Innovation and Entrepreneurship
Case Study: Educational Toys from MexicoPublished: April 28, 2010
It was a rainy summer afternoon in July 2009. Marcela Huet, Ibó Angulo, Hilda Diaz and Laura Cortés were having lattés at Café Punta del Cielo in Mexico City. The four of them had been working together for several years as partners in their toy business, Jugaré, but they had different ideas as to what strategies were needed to help their business grow. They would have to make some important decisions in the coming months.
The Birth of an Idea

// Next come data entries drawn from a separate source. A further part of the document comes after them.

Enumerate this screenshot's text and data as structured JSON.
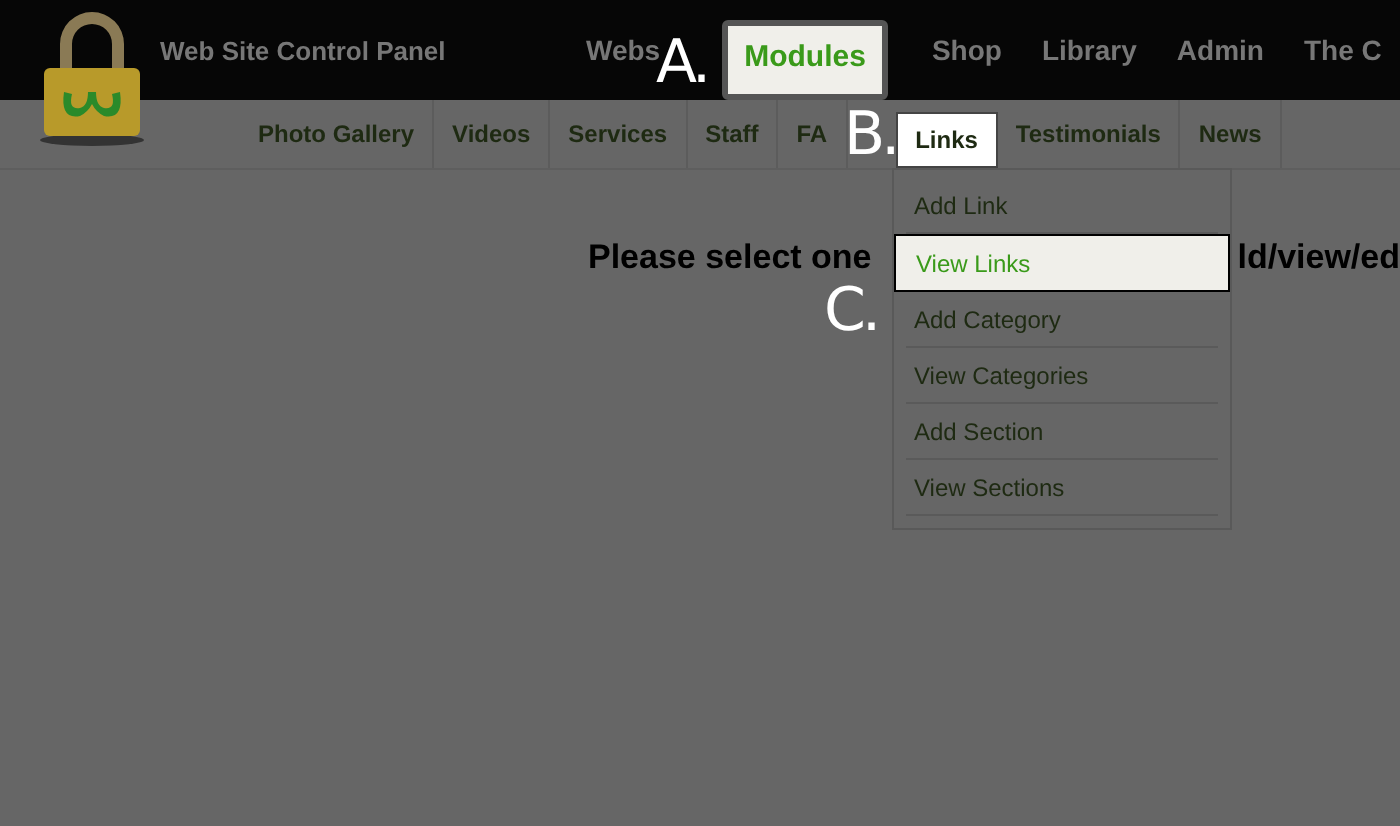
{
  "header": {
    "title": "Web Site Control Panel"
  },
  "main_nav": [
    {
      "label": "Webs",
      "selected": false
    },
    {
      "label": "Modules",
      "selected": true
    },
    {
      "label": "Shop",
      "selected": false
    },
    {
      "label": "Library",
      "selected": false
    },
    {
      "label": "Admin",
      "selected": false
    },
    {
      "label": "The C",
      "selected": false
    }
  ],
  "sub_nav": [
    {
      "label": "Photo Gallery",
      "selected": false
    },
    {
      "label": "Videos",
      "selected": false
    },
    {
      "label": "Services",
      "selected": false
    },
    {
      "label": "Staff",
      "selected": false
    },
    {
      "label": "FA",
      "selected": false
    },
    {
      "label": "Links",
      "selected": true
    },
    {
      "label": "Testimonials",
      "selected": false
    },
    {
      "label": "News",
      "selected": false
    }
  ],
  "dropdown": [
    {
      "label": "Add Link",
      "selected": false
    },
    {
      "label": "View Links",
      "selected": true
    },
    {
      "label": "Add Category",
      "selected": false
    },
    {
      "label": "View Categories",
      "selected": false
    },
    {
      "label": "Add Section",
      "selected": false
    },
    {
      "label": "View Sections",
      "selected": false
    }
  ],
  "message": {
    "start": "Please select one",
    "end": "ld/view/ed"
  },
  "callouts": [
    "A.",
    "B.",
    "C."
  ]
}
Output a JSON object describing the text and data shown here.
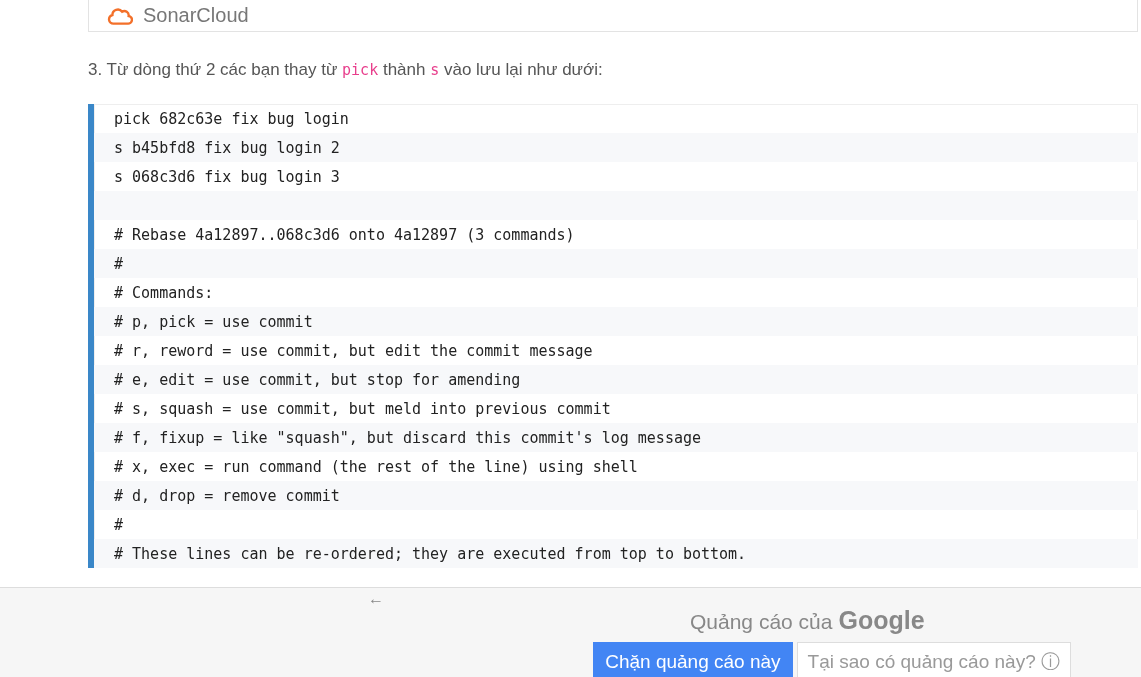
{
  "brand_card": {
    "name": "SonarCloud"
  },
  "instruction_parts": [
    {
      "kind": "text",
      "text": "3. Từ dòng thứ 2 các bạn thay từ"
    },
    {
      "kind": "code",
      "text": "pick"
    },
    {
      "kind": "text",
      "text": "thành"
    },
    {
      "kind": "code",
      "text": "s"
    },
    {
      "kind": "text",
      "text": "vào lưu lại như dưới:"
    }
  ],
  "code_lines": [
    {
      "kind": "code",
      "text": "pick 682c63e fix bug login"
    },
    {
      "kind": "code",
      "text": "s b45bfd8 fix bug login 2"
    },
    {
      "kind": "code",
      "text": "s 068c3d6 fix bug login 3"
    },
    {
      "kind": "blank"
    },
    {
      "kind": "code",
      "text": "# Rebase 4a12897..068c3d6 onto 4a12897 (3 commands)"
    },
    {
      "kind": "code",
      "text": "#"
    },
    {
      "kind": "code",
      "text": "# Commands:"
    },
    {
      "kind": "code",
      "text": "# p, pick = use commit"
    },
    {
      "kind": "code",
      "text": "# r, reword = use commit, but edit the commit message"
    },
    {
      "kind": "code",
      "text": "# e, edit = use commit, but stop for amending"
    },
    {
      "kind": "code",
      "text": "# s, squash = use commit, but meld into previous commit"
    },
    {
      "kind": "code",
      "text": "# f, fixup = like \"squash\", but discard this commit's log message"
    },
    {
      "kind": "code",
      "text": "# x, exec = run command (the rest of the line) using shell"
    },
    {
      "kind": "code",
      "text": "# d, drop = remove commit"
    },
    {
      "kind": "code",
      "text": "#"
    },
    {
      "kind": "code",
      "text": "# These lines can be re-ordered; they are executed from top to bottom."
    }
  ],
  "ad_bar": {
    "back": "←",
    "label": "Quảng cáo của",
    "brand": "Google",
    "block_button": "Chặn quảng cáo này",
    "why_button": "Tại sao có quảng cáo này?",
    "info": "ⓘ"
  }
}
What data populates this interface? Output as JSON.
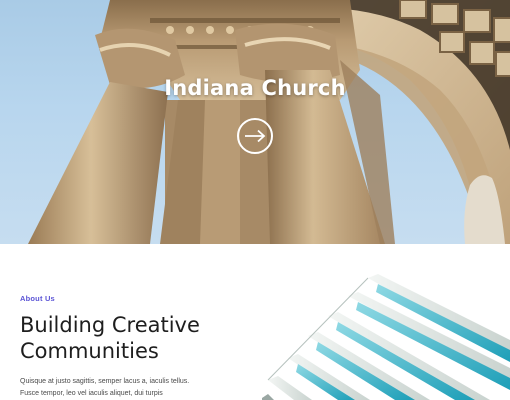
{
  "hero": {
    "title": "Indiana Church",
    "arrow_icon": "arrow-right-circle-icon",
    "sky_color": "#b8d6ee",
    "stone_color": "#c9ae86"
  },
  "about": {
    "eyebrow": "About Us",
    "heading_line1": "Building Creative",
    "heading_line2": "Communities",
    "text_line1": "Quisque at justo sagittis, semper lacus a, iaculis tellus.",
    "text_line2": "Fusce tempor, leo vel iaculis aliquet, dui turpis",
    "accent_color": "#5b54d6"
  },
  "building_art": {
    "glass_color": "#3fb6cc",
    "frame_color": "#e6ece9"
  }
}
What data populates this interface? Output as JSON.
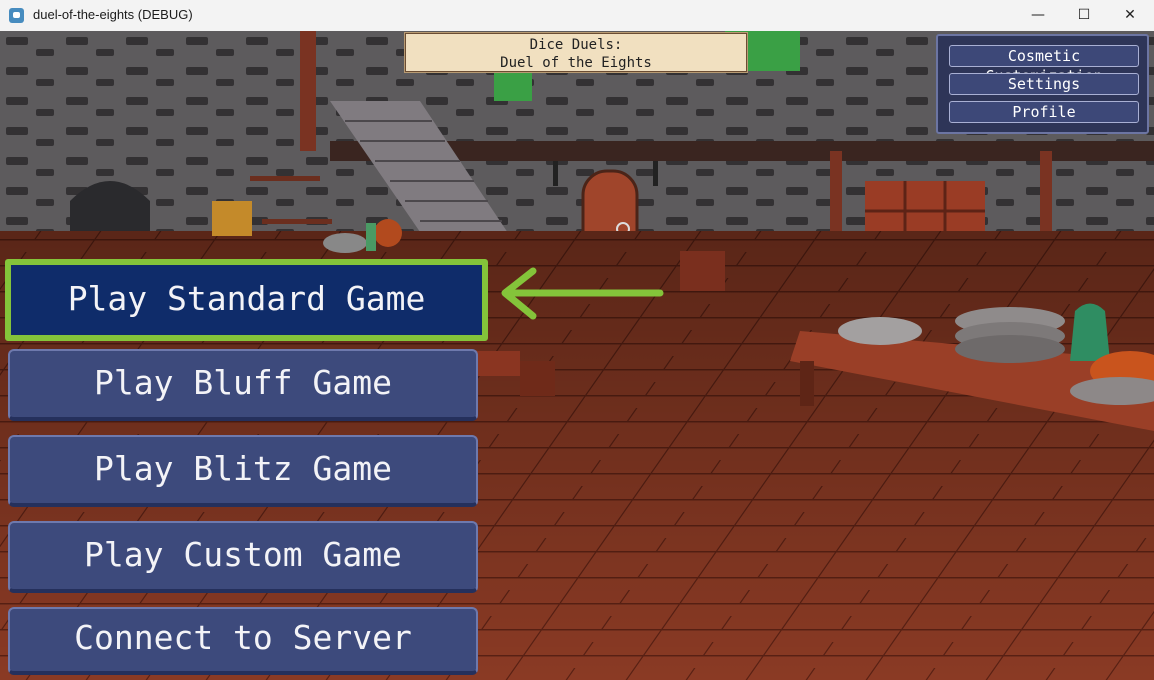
{
  "window": {
    "title": "duel-of-the-eights (DEBUG)",
    "minimize": "—",
    "maximize": "☐",
    "close": "✕"
  },
  "banner": {
    "line1": "Dice Duels:",
    "line2": "Duel of the Eights"
  },
  "top_menu": {
    "cosmetic": "Cosmetic Customization",
    "settings": "Settings",
    "profile": "Profile"
  },
  "main_menu": {
    "standard": "Play Standard Game",
    "bluff": "Play Bluff Game",
    "blitz": "Play Blitz Game",
    "custom": "Play Custom Game",
    "connect": "Connect to Server"
  },
  "colors": {
    "highlight": "#84c43a",
    "button": "#3d4a7c",
    "selected_button": "#0f2c6a"
  },
  "icons": {
    "app": "godot-icon",
    "pointer": "arrow-left-icon"
  }
}
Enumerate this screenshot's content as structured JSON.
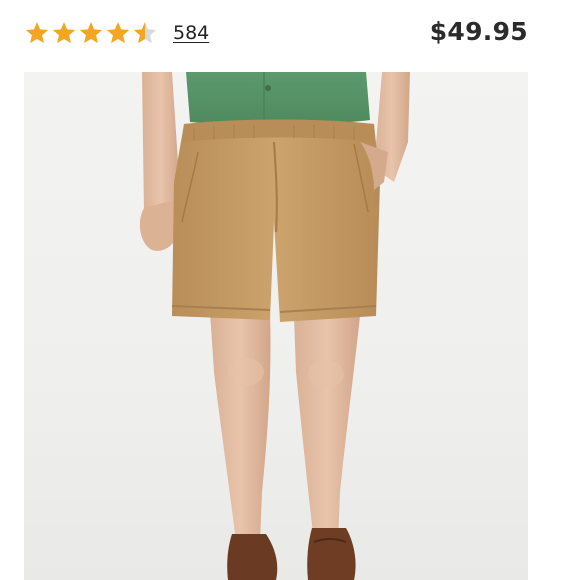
{
  "product": {
    "rating": 4.5,
    "rating_max": 5,
    "review_count": "584",
    "price": "$49.95"
  },
  "colors": {
    "star": "#f2a623",
    "star_empty": "#d9d9d9",
    "shorts": "#c79f6a",
    "shirt": "#5e9a6e",
    "shoes": "#6b3a22",
    "background": "#f1f1ef"
  },
  "icons": {
    "star": "star-icon",
    "half_star": "half-star-icon"
  }
}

In February 2004, this same group of women was celebrating Huet's baby shower. Huet had just resigned from her full-time marketing job. Now she wanted to start a new venture with her closest friends, Angulo, Diaz and Cortés. The four women -- all in their late twenties and the mothers of infants and toddlers -- began meeting regularly to discuss what type of business they could launch. They realized that the available toys on the market did not encourage children's creativity, and that no other firms were designing toys that inspired imaginative play. Angulo's mother had a store location in the La Condesa neighborhood that had been vacant for some time. Situated near downtown Mexico City, La Condesa is one of the most fashionable neighborhoods in the city, full of high-end shops, bars and restaurants. The store's location there would be a good fit for the business.
Angulo and Diaz, both designers, developed several ideas for the first kits. Cortés, a business administrator, initiated a production plan to manufacture the toys. Huet, a marketing specialist, was in charge of remodeling the store. The adventure began with an initial investment of US$20,000 ($5,000 from each entrepreneur). The living rooms of their respective homes became the workshops where a dozen of each of the 12 different kits were manufactured. By December 8, 2005, Jugaré's first store opened its doors as a new "Place to Grow Playing."
The entrepreneurs expected to bring in US$1,200 in the first month. But in the first week of operation, they made US$800 and had almost no products left. The owners were already experiencing the costs of not being able to meet market demands. Realizing they needed to make more toys, faster, they moved production to a room located next to the store and assembled the kits themselves, as fast as possible. Exhausted by January, they decided to hire a saleswoman to be in charge of the store, and two other women as production assistants.
Overwhelming market acceptance gave them the confidence to start expanding their catalogue of toy kits. In the first 18 months of operation, they were able to offer 80 different products. Jugaré's kits are designed for upper class children between 3 and 12 years old whose mothers are concerned about the overuse of electronic games and are looking for alternative means for playing and learning. Moreover, because the owner's own toys were not suitable for children under three, they introduced new ones -- for all ages -- from other brands. Now, approximately 80% of the items offered in their stores are Jugaré products and the remaining are other brand products.
The idea that was born at Huet's baby shower turned out to be so successful that investors were now interested in franchising the business model. The four entrepreneurs knew that Jugaré needed to expand, but they wanted to keep control of the Jugaré brand as well as the production of toys. At the same time, they lacked the money to open a new store on their own. They decided to create three different legal entities; one for the workshop, one for the La Condesa store and the registered brand of Jugaré, and a third entity that allowed for the opening of new stores with new capital investors.
The Strategy for Growth
The entrepreneurs are now deciding the best growth strategy for the future of the company. One option is franchising. On the plus side, it could allow a fast expansion all over the country, without any additional equity; in addition, any risk associated with the growth would be shared with the franchisees. On the negative side, the owners have not yet put together all the documentation needed to franchise, such as business plans, training and operation manuals, and management procedures that will help maintain the current stores' high quality.
Another option is to start selling the merchandise at different retailers -- for example, commercializing the products at specialized stores like Casa Palacio, MUAC, Gandhi bookstores and Museo del Niño. The owners also discussed selling the products directly to wholesale vendors like Walmart and Comercial Mexicana. Huet argues that this would be a good strategy because many products could be sold in a short period of time, the market share would rise rapidly and a larger proportion of customers would be made aware of the Jugaré brand. However, according to Cortés, the main disadvantage is that, at the moment, the workshop does not have the capacity to satisfy demand from these stores. She is concerned, as well, about the production and distribution costs associated with a significant expansion.
The entrepreneurs are also looking at forming strategic alliances with outside clients, such as Piccolo Mondo, Gymboree, private or public elementary schools and children's entertainment companies.
That rainy afternoon at Café Punta del Cielo, the four friends finished their lattés and went to pick up their daughters at ballet school. The questions they continue to ask themselves are: What is the best strategy to grow Jugaré? How are we going to get the necessary capital to finance that growth? How are we going to turn our enthusiasm into profitability? How are we going to balance all of this growth with our family life? These questions are critical ones for entrepreneurs entering the growth phase.